Records from a dataset:
**********

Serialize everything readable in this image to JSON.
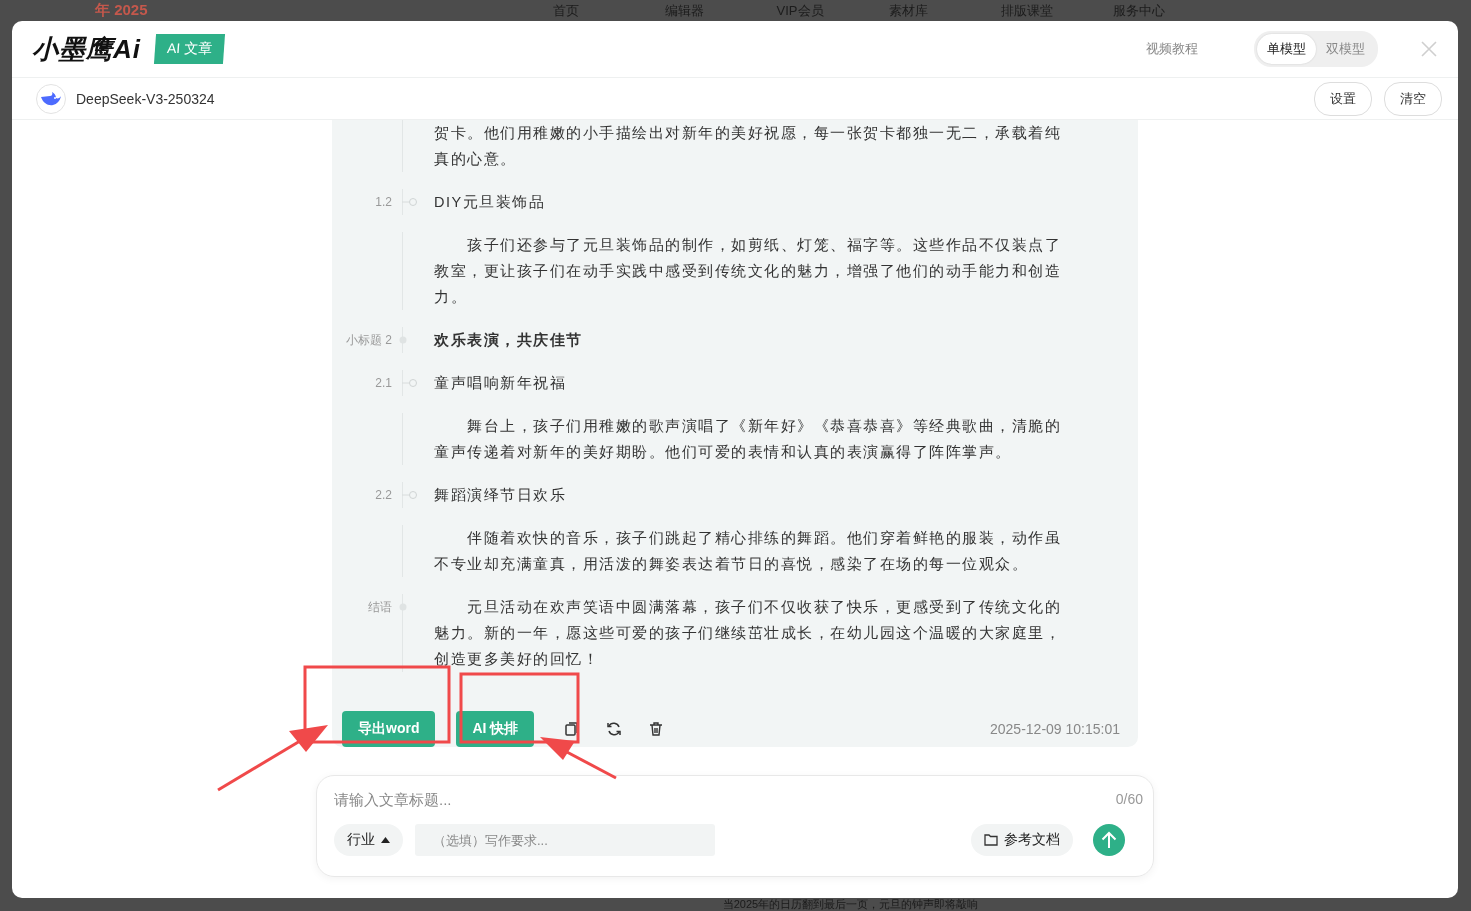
{
  "background": {
    "logo_text": "年 2025",
    "nav": [
      "首页",
      "编辑器",
      "VIP会员",
      "素材库",
      "排版课堂",
      "服务中心"
    ],
    "bottom_text": "当2025年的日历翻到最后一页，元旦的钟声即将敲响"
  },
  "header": {
    "logo": "小墨鹰Ai",
    "badge": "AI 文章",
    "tutorial_link": "视频教程",
    "mode_tabs": [
      {
        "label": "单模型",
        "selected": true
      },
      {
        "label": "双模型",
        "selected": false
      }
    ]
  },
  "model_bar": {
    "model_name": "DeepSeek-V3-250324",
    "buttons": [
      "设置",
      "清空"
    ]
  },
  "article": {
    "blocks": [
      {
        "kind": "paragraph",
        "indented": false,
        "text": "贺卡。他们用稚嫩的小手描绘出对新年的美好祝愿，每一张贺卡都独一无二，承载着纯真的心意。"
      },
      {
        "kind": "heading",
        "label": "1.2",
        "text": "DIY元旦装饰品"
      },
      {
        "kind": "paragraph",
        "indented": true,
        "text": "孩子们还参与了元旦装饰品的制作，如剪纸、灯笼、福字等。这些作品不仅装点了教室，更让孩子们在动手实践中感受到传统文化的魅力，增强了他们的动手能力和创造力。"
      },
      {
        "kind": "subtitle",
        "label": "小标题 2",
        "text": "欢乐表演，共庆佳节"
      },
      {
        "kind": "heading",
        "label": "2.1",
        "text": "童声唱响新年祝福"
      },
      {
        "kind": "paragraph",
        "indented": true,
        "text": "舞台上，孩子们用稚嫩的歌声演唱了《新年好》《恭喜恭喜》等经典歌曲，清脆的童声传递着对新年的美好期盼。他们可爱的表情和认真的表演赢得了阵阵掌声。"
      },
      {
        "kind": "heading",
        "label": "2.2",
        "text": "舞蹈演绎节日欢乐"
      },
      {
        "kind": "paragraph",
        "indented": true,
        "text": "伴随着欢快的音乐，孩子们跳起了精心排练的舞蹈。他们穿着鲜艳的服装，动作虽不专业却充满童真，用活泼的舞姿表达着节日的喜悦，感染了在场的每一位观众。"
      },
      {
        "kind": "paragraph",
        "label": "结语",
        "indented": true,
        "text": "元旦活动在欢声笑语中圆满落幕，孩子们不仅收获了快乐，更感受到了传统文化的魅力。新的一年，愿这些可爱的孩子们继续茁壮成长，在幼儿园这个温暖的大家庭里，创造更多美好的回忆！"
      }
    ],
    "actions": [
      "导出word",
      "AI 快排"
    ],
    "timestamp": "2025-12-09 10:15:01"
  },
  "composer": {
    "title_placeholder": "请输入文章标题...",
    "char_count": "0/60",
    "industry": "行业",
    "requirement_placeholder": "（选填）写作要求...",
    "reference_button": "参考文档"
  }
}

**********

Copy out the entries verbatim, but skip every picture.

> _Solution to the exercise_
Serialize everything readable in this image to JSON.
{
  "background": {
    "logo_text": "年 2025",
    "nav": [
      "首页",
      "编辑器",
      "VIP会员",
      "素材库",
      "排版课堂",
      "服务中心"
    ],
    "bottom_text": "当2025年的日历翻到最后一页，元旦的钟声即将敲响"
  },
  "header": {
    "logo": "小墨鹰Ai",
    "badge": "AI 文章",
    "tutorial_link": "视频教程",
    "mode_tabs": [
      {
        "label": "单模型",
        "selected": true
      },
      {
        "label": "双模型",
        "selected": false
      }
    ]
  },
  "model_bar": {
    "model_name": "DeepSeek-V3-250324",
    "buttons": [
      "设置",
      "清空"
    ]
  },
  "article": {
    "blocks": [
      {
        "kind": "paragraph",
        "indented": false,
        "text": "贺卡。他们用稚嫩的小手描绘出对新年的美好祝愿，每一张贺卡都独一无二，承载着纯真的心意。"
      },
      {
        "kind": "heading",
        "label": "1.2",
        "text": "DIY元旦装饰品"
      },
      {
        "kind": "paragraph",
        "indented": true,
        "text": "孩子们还参与了元旦装饰品的制作，如剪纸、灯笼、福字等。这些作品不仅装点了教室，更让孩子们在动手实践中感受到传统文化的魅力，增强了他们的动手能力和创造力。"
      },
      {
        "kind": "subtitle",
        "label": "小标题 2",
        "text": "欢乐表演，共庆佳节"
      },
      {
        "kind": "heading",
        "label": "2.1",
        "text": "童声唱响新年祝福"
      },
      {
        "kind": "paragraph",
        "indented": true,
        "text": "舞台上，孩子们用稚嫩的歌声演唱了《新年好》《恭喜恭喜》等经典歌曲，清脆的童声传递着对新年的美好期盼。他们可爱的表情和认真的表演赢得了阵阵掌声。"
      },
      {
        "kind": "heading",
        "label": "2.2",
        "text": "舞蹈演绎节日欢乐"
      },
      {
        "kind": "paragraph",
        "indented": true,
        "text": "伴随着欢快的音乐，孩子们跳起了精心排练的舞蹈。他们穿着鲜艳的服装，动作虽不专业却充满童真，用活泼的舞姿表达着节日的喜悦，感染了在场的每一位观众。"
      },
      {
        "kind": "paragraph",
        "label": "结语",
        "indented": true,
        "text": "元旦活动在欢声笑语中圆满落幕，孩子们不仅收获了快乐，更感受到了传统文化的魅力。新的一年，愿这些可爱的孩子们继续茁壮成长，在幼儿园这个温暖的大家庭里，创造更多美好的回忆！"
      }
    ],
    "actions": [
      "导出word",
      "AI 快排"
    ],
    "timestamp": "2025-12-09 10:15:01"
  },
  "composer": {
    "title_placeholder": "请输入文章标题...",
    "char_count": "0/60",
    "industry": "行业",
    "requirement_placeholder": "（选填）写作要求...",
    "reference_button": "参考文档"
  }
}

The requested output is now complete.